Dataset rows describing interfaces
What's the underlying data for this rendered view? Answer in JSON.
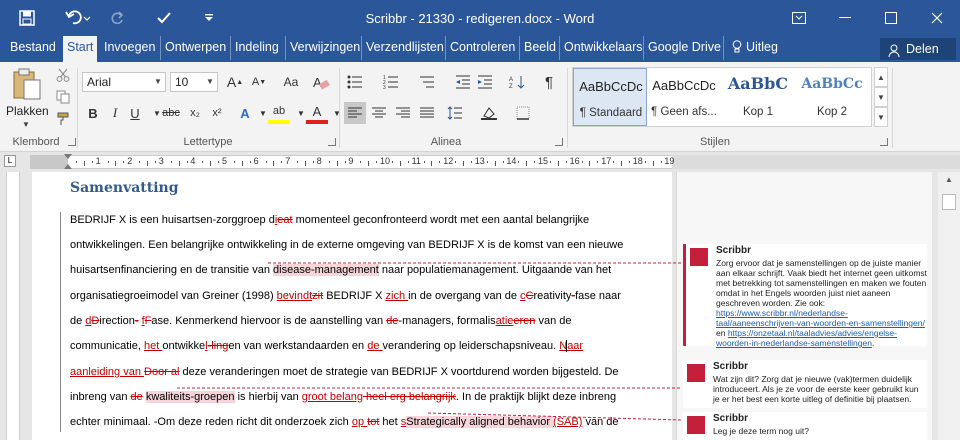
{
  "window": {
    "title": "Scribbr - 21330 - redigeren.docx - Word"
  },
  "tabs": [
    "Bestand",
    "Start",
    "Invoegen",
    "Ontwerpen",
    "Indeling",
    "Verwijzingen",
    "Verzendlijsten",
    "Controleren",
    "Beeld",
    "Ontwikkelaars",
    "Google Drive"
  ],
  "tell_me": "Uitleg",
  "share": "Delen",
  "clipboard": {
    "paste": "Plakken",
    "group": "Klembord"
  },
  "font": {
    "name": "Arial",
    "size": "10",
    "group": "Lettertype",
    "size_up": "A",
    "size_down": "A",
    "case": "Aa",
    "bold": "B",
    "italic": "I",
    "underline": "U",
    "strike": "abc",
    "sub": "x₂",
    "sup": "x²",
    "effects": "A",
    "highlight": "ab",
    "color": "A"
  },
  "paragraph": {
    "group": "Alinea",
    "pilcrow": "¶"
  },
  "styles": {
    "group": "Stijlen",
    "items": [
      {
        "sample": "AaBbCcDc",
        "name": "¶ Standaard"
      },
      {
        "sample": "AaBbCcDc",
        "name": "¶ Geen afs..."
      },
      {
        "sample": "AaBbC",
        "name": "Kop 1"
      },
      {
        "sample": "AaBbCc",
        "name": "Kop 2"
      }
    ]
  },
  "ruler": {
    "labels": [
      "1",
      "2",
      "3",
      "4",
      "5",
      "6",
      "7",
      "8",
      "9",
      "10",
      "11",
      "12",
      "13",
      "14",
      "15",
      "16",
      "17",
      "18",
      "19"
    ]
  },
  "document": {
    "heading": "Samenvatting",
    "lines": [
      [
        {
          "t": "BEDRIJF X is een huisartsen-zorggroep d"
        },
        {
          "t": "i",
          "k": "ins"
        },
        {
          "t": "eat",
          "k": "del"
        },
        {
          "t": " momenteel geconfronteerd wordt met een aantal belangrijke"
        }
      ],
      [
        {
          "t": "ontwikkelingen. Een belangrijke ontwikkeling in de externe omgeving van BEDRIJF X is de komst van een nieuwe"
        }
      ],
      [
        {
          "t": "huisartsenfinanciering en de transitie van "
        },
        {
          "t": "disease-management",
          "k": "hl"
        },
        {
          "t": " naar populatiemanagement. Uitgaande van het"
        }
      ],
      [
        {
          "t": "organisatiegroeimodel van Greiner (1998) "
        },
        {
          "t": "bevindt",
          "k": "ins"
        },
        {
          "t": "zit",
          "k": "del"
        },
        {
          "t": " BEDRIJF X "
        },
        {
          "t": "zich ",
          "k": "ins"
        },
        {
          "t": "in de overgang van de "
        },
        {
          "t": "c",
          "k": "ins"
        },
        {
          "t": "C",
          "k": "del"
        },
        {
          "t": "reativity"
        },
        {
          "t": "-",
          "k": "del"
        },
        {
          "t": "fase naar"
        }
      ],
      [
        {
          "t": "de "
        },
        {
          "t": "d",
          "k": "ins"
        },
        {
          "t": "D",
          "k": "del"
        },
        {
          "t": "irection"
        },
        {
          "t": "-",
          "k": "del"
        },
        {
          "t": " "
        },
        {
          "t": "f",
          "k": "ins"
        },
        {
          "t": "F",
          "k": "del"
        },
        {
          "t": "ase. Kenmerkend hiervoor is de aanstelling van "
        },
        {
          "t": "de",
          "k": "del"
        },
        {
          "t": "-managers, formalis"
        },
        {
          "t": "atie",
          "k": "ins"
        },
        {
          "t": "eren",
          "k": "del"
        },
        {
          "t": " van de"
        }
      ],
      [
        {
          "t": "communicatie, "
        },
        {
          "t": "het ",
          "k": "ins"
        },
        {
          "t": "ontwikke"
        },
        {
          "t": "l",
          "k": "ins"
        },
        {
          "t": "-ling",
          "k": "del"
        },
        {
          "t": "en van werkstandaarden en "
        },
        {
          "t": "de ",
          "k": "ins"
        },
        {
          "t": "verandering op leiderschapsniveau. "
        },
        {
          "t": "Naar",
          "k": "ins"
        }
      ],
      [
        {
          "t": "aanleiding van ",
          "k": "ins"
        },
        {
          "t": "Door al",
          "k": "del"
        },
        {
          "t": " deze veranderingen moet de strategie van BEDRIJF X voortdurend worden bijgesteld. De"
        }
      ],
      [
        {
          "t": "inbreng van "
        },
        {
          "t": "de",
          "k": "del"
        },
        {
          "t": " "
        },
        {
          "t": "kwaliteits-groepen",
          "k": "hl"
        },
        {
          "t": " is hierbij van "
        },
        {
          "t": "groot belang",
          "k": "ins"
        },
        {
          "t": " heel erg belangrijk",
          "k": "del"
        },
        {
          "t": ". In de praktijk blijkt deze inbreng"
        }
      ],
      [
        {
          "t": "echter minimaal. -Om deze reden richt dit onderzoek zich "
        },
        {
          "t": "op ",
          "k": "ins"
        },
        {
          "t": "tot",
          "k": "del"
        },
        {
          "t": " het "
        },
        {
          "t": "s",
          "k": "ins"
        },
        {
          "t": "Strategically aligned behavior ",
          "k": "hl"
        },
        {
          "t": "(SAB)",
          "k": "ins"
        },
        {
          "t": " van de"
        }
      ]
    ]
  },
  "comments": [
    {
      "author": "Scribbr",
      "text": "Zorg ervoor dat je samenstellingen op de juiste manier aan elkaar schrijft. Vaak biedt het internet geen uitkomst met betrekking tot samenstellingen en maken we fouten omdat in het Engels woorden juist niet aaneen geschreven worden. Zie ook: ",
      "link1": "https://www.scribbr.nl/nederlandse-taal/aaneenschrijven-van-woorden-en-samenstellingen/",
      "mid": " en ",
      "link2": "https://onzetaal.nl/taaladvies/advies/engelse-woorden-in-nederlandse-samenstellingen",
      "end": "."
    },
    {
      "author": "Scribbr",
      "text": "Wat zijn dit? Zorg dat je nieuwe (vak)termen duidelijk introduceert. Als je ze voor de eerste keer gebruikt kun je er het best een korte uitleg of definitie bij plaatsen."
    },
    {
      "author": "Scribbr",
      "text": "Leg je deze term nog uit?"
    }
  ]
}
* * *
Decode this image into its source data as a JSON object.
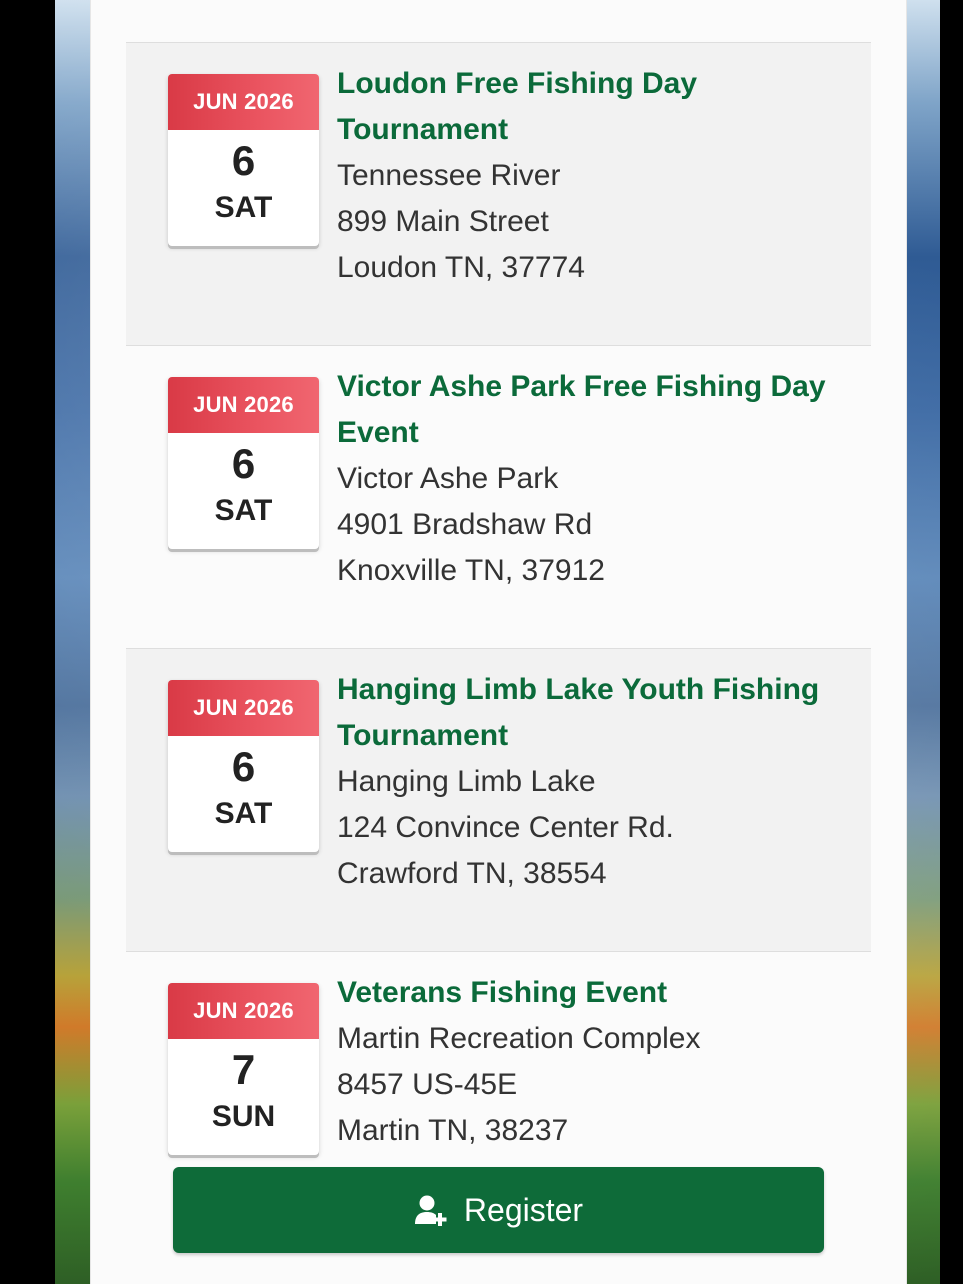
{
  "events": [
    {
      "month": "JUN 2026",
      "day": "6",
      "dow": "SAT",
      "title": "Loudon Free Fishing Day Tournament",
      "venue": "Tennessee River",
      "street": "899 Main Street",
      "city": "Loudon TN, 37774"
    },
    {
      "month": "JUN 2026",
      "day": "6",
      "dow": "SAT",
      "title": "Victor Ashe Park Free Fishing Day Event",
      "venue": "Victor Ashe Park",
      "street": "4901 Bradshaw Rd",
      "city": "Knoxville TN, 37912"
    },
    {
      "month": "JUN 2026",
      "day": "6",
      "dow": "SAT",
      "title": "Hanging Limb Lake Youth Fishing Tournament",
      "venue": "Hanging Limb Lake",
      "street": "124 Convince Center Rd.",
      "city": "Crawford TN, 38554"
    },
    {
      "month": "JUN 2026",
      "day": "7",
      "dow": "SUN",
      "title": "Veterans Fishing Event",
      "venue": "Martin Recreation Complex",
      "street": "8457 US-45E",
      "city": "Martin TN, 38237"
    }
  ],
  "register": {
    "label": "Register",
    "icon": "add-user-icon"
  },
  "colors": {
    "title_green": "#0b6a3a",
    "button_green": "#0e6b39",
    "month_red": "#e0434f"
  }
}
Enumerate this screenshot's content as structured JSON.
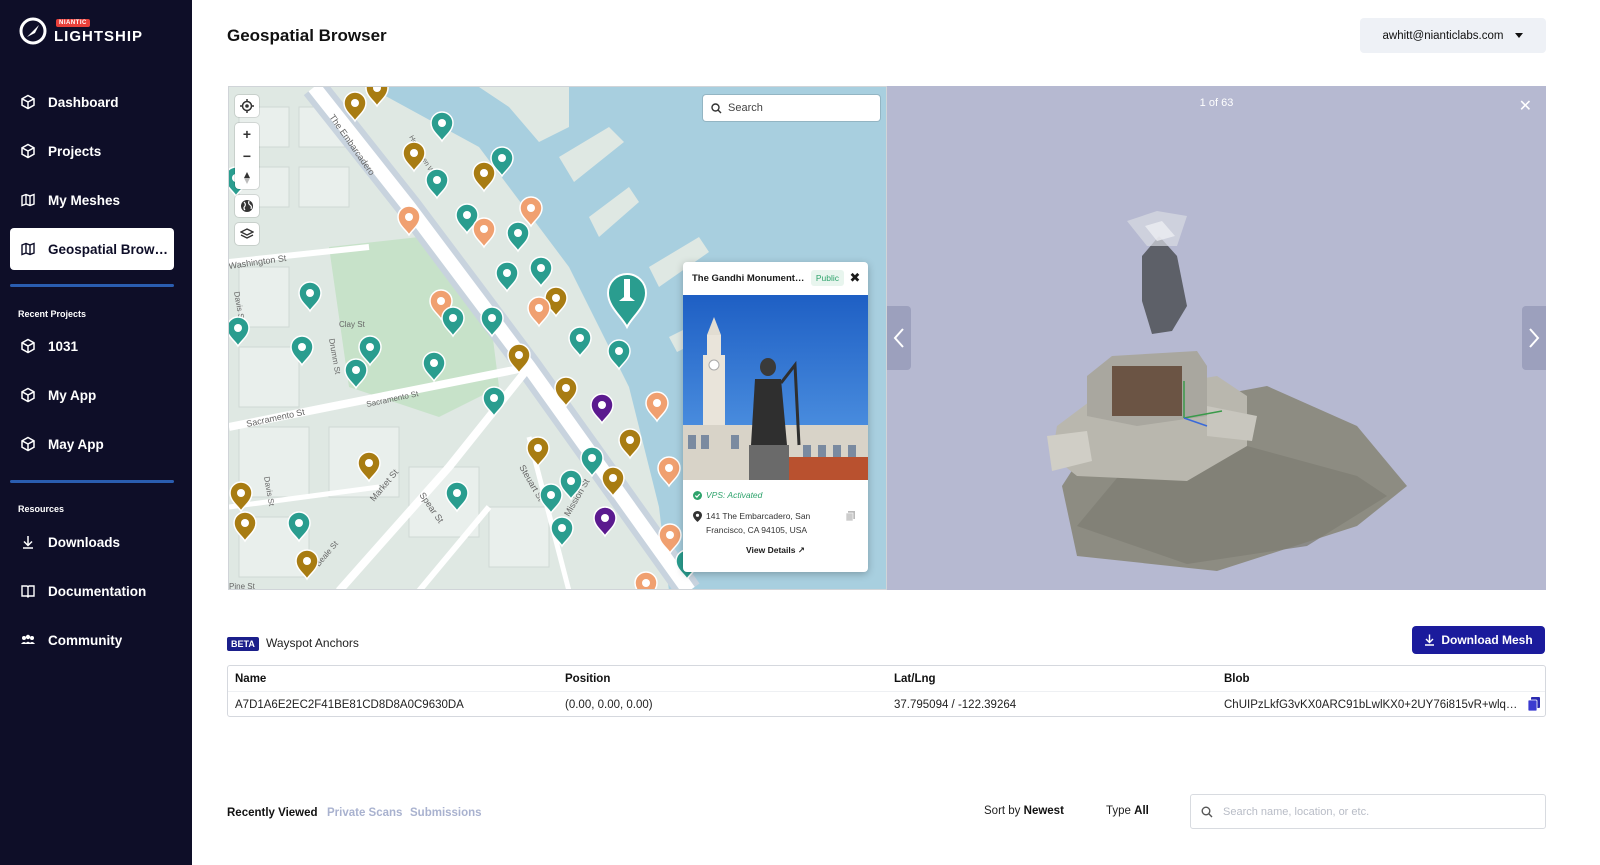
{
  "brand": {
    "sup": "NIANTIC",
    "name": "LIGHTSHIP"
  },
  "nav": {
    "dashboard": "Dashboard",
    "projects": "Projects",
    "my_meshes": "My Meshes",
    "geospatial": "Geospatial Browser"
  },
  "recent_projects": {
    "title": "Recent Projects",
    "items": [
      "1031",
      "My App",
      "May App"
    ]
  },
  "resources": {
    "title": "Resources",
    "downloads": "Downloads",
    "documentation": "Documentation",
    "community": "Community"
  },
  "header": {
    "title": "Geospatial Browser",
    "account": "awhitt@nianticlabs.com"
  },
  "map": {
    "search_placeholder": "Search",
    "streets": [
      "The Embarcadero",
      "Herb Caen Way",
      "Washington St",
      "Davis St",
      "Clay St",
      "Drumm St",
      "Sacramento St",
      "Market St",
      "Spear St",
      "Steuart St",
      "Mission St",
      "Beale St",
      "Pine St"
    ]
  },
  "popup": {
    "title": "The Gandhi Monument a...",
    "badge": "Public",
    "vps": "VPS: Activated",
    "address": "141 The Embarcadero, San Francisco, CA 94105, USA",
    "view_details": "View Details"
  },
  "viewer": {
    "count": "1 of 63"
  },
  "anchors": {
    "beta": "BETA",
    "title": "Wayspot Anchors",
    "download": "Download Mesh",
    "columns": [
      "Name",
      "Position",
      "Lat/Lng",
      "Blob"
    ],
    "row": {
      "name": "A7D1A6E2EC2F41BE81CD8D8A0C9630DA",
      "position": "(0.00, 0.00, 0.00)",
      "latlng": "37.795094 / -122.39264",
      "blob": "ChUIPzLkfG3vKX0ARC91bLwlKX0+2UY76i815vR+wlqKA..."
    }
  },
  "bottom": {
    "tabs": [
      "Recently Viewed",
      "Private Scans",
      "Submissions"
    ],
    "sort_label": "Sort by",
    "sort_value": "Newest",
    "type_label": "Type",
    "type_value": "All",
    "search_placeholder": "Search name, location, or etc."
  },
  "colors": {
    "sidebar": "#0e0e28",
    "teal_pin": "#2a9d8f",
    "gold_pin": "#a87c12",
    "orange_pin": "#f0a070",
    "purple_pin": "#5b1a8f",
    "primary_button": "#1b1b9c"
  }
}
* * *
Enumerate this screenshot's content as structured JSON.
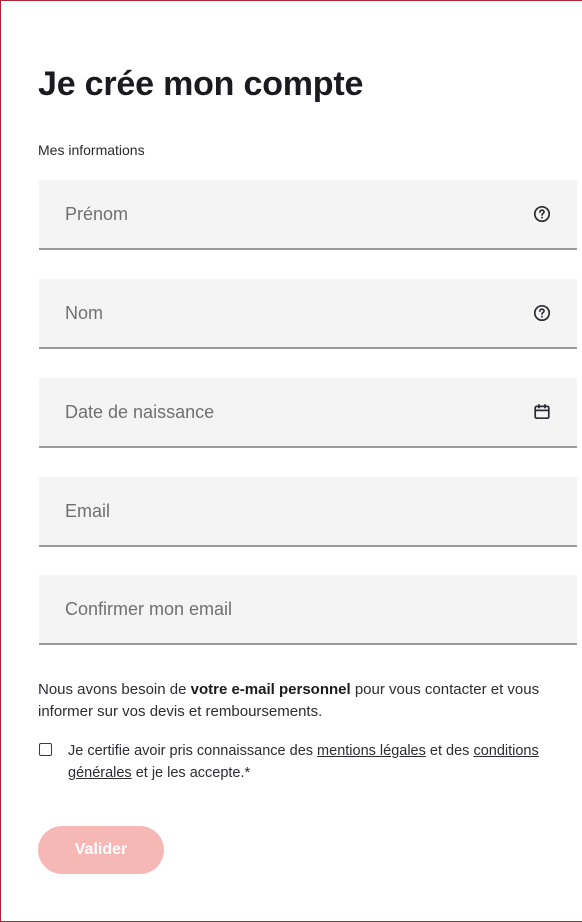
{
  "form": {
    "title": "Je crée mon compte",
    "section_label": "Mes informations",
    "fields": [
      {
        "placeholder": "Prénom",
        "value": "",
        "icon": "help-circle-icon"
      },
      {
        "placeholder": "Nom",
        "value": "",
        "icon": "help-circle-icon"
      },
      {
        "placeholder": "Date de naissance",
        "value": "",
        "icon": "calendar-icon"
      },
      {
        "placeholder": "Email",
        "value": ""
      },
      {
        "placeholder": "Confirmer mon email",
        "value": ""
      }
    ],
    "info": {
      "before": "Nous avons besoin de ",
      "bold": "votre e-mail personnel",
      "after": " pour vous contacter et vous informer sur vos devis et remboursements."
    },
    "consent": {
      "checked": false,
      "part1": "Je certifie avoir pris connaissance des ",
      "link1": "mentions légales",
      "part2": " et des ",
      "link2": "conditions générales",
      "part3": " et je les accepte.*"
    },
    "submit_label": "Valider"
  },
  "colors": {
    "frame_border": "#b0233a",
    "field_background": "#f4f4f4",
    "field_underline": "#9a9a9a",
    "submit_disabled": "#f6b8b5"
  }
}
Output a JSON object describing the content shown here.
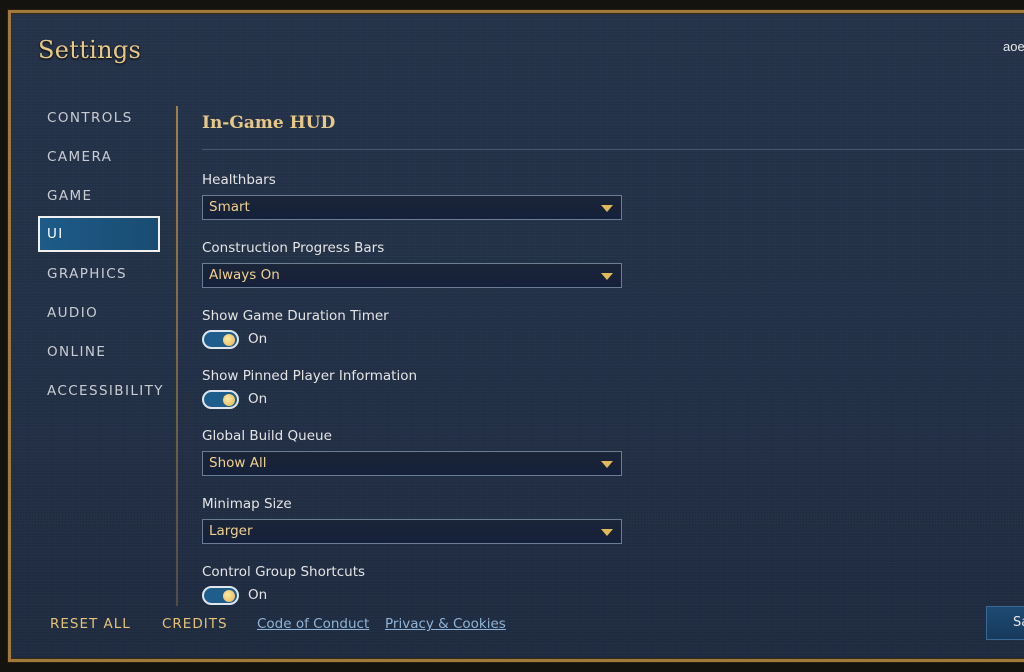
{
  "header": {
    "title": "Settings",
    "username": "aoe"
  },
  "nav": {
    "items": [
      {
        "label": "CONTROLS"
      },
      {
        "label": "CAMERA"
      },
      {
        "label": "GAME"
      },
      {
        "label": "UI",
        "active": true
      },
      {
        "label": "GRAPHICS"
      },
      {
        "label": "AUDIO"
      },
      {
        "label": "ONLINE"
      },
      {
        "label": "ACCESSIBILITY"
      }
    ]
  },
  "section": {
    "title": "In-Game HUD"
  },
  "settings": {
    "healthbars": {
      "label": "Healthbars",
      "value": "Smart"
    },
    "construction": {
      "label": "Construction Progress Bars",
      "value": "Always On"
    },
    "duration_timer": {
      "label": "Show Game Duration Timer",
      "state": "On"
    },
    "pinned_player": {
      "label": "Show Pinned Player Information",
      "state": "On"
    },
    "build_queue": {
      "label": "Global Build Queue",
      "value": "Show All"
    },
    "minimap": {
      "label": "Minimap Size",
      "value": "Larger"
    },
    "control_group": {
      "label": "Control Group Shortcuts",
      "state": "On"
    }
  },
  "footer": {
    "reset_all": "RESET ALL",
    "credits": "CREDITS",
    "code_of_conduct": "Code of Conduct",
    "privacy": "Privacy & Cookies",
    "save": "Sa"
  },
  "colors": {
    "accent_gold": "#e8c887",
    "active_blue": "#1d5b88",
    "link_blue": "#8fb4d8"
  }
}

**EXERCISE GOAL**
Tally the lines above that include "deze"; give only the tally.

**SOLVED EXERCISE**
4